[Dataset rows describing interfaces]

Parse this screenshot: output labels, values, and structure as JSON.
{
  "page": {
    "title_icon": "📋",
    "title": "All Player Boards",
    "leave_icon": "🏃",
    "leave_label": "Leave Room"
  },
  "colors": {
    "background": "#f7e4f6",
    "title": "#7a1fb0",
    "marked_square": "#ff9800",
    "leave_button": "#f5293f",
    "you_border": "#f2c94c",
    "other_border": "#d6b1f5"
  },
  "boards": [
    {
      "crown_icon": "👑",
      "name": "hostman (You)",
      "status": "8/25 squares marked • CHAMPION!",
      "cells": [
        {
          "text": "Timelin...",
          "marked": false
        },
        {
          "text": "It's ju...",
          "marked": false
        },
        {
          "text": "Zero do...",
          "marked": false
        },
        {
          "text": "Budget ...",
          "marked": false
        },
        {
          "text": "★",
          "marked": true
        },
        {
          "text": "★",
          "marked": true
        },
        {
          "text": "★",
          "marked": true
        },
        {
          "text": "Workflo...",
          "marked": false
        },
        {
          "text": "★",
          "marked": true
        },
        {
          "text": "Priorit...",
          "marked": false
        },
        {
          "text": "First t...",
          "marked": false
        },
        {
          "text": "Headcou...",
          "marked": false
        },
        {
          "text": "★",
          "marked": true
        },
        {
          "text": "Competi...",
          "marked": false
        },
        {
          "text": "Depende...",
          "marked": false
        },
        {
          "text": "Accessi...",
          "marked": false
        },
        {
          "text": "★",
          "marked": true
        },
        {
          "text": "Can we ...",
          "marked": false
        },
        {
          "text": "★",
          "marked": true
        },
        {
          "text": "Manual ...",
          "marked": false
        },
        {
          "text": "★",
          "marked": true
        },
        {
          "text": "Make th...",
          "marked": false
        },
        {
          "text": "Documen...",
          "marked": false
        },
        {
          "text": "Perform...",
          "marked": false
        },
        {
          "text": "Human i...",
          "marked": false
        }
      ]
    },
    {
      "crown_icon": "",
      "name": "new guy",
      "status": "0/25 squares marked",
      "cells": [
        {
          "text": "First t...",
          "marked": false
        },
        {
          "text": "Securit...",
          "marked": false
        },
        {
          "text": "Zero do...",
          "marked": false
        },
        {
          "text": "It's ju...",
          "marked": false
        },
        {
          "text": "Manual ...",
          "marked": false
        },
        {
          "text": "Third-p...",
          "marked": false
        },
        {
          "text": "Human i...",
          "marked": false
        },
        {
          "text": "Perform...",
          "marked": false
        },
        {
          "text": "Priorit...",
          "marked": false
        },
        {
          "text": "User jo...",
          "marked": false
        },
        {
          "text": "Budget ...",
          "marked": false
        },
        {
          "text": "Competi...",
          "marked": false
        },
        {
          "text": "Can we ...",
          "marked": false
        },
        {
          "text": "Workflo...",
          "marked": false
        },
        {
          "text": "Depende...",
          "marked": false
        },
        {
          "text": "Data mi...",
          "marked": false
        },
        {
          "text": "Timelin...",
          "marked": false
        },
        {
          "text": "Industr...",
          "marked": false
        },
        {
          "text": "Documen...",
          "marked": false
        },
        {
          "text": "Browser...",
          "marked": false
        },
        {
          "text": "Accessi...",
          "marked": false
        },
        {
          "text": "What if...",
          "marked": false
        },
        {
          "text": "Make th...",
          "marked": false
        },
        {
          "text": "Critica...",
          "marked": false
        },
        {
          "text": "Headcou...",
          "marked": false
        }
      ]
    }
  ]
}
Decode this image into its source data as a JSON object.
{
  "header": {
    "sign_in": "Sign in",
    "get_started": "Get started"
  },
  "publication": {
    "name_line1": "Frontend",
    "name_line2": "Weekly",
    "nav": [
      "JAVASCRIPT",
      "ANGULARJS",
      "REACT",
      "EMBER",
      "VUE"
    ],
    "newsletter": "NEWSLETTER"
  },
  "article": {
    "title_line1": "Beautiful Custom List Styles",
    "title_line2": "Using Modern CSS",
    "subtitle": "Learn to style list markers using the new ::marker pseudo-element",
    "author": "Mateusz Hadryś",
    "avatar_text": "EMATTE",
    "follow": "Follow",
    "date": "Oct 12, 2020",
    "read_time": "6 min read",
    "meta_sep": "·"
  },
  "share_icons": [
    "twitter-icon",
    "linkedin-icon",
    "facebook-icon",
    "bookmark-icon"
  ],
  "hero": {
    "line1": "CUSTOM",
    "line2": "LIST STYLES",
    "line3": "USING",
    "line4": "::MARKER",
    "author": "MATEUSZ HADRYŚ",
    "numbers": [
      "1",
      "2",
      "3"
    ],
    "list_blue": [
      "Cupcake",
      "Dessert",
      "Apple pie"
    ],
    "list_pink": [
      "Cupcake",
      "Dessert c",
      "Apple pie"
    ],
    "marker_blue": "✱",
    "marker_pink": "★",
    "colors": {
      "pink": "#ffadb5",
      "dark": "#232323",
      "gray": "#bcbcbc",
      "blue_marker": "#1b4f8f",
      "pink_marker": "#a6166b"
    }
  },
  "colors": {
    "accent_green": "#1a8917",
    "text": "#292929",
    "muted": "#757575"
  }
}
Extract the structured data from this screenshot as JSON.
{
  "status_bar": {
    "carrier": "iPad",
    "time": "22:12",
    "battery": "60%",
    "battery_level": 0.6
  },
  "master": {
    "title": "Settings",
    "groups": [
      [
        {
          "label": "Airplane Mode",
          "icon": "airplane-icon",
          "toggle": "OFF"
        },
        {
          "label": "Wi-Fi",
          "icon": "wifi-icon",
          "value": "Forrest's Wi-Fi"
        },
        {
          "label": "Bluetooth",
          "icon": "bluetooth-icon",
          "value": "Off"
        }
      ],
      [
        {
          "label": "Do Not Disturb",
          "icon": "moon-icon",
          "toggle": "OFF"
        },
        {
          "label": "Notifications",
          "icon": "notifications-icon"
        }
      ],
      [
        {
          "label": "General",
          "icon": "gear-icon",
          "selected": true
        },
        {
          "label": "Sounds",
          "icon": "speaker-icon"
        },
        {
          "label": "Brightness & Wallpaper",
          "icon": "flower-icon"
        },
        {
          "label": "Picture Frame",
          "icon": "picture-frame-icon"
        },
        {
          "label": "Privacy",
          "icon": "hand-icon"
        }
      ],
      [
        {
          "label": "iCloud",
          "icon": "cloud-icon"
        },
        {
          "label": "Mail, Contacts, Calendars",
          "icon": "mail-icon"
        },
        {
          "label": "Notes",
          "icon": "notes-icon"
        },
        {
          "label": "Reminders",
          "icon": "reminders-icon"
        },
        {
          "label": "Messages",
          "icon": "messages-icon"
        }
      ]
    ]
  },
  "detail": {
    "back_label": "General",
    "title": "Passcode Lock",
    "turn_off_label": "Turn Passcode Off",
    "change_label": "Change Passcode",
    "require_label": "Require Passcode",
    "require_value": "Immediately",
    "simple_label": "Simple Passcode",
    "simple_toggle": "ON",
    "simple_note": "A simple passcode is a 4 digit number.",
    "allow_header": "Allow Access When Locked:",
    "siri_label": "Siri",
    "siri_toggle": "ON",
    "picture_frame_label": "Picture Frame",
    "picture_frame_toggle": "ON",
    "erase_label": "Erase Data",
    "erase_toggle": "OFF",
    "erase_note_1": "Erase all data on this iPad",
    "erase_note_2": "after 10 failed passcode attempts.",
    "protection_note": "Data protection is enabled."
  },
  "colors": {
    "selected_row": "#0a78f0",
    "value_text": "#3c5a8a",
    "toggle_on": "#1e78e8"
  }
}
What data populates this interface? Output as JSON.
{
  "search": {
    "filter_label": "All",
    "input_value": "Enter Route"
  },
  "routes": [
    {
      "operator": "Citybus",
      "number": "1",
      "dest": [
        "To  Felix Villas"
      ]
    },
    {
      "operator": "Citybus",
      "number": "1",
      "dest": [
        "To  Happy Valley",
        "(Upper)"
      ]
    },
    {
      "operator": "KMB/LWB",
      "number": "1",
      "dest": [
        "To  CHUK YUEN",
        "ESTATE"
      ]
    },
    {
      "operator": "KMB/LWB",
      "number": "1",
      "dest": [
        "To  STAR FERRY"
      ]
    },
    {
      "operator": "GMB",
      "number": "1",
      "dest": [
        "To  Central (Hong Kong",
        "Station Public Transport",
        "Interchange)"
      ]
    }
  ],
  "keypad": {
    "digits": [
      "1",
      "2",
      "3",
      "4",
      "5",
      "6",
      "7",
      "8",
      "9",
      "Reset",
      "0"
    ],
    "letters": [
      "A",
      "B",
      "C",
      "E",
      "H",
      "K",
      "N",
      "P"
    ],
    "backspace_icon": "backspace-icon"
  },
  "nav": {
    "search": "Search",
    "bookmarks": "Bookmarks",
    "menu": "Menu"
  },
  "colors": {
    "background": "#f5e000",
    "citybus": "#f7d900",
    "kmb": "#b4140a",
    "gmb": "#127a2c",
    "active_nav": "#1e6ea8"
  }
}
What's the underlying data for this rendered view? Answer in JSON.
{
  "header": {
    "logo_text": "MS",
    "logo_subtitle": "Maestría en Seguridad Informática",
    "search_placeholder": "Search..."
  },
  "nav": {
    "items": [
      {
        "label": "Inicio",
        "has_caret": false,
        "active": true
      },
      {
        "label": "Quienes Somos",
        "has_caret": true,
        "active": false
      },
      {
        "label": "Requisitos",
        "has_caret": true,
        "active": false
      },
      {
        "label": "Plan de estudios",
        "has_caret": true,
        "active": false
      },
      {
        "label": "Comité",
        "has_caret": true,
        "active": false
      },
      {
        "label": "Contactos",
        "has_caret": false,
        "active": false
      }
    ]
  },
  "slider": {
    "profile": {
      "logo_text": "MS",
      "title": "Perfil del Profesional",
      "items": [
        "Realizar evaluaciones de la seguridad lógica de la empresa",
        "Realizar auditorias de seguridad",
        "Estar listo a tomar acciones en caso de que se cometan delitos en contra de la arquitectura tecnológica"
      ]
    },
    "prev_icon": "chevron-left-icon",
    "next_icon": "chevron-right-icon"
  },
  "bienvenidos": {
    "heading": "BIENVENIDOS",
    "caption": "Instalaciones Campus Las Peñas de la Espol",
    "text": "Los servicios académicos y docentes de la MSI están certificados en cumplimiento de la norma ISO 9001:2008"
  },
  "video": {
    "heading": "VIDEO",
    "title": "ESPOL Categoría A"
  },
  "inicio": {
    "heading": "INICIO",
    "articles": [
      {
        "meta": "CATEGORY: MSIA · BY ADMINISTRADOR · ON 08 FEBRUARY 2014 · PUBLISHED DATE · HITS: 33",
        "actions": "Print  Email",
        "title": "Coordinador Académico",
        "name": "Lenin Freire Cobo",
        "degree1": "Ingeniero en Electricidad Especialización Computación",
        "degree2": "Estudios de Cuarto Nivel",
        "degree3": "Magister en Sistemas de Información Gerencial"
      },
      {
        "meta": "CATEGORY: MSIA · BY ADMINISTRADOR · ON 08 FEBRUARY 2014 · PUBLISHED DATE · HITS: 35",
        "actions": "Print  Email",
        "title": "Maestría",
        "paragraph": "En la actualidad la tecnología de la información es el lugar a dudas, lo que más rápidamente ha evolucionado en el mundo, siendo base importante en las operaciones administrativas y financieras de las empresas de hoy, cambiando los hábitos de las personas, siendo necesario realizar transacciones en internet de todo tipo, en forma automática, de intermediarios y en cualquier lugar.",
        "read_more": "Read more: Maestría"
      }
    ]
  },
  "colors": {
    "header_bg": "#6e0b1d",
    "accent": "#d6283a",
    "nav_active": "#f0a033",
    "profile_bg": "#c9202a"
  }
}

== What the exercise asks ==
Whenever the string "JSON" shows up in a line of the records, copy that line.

== Response ==
Parse this screenshot: output labels, values, and structure as JSON.
Decode this image into its source data as a JSON object.
Extract the structured data from this screenshot as JSON.
What data populates this interface? Output as JSON.
What's the underlying data for this rendered view? Answer in JSON.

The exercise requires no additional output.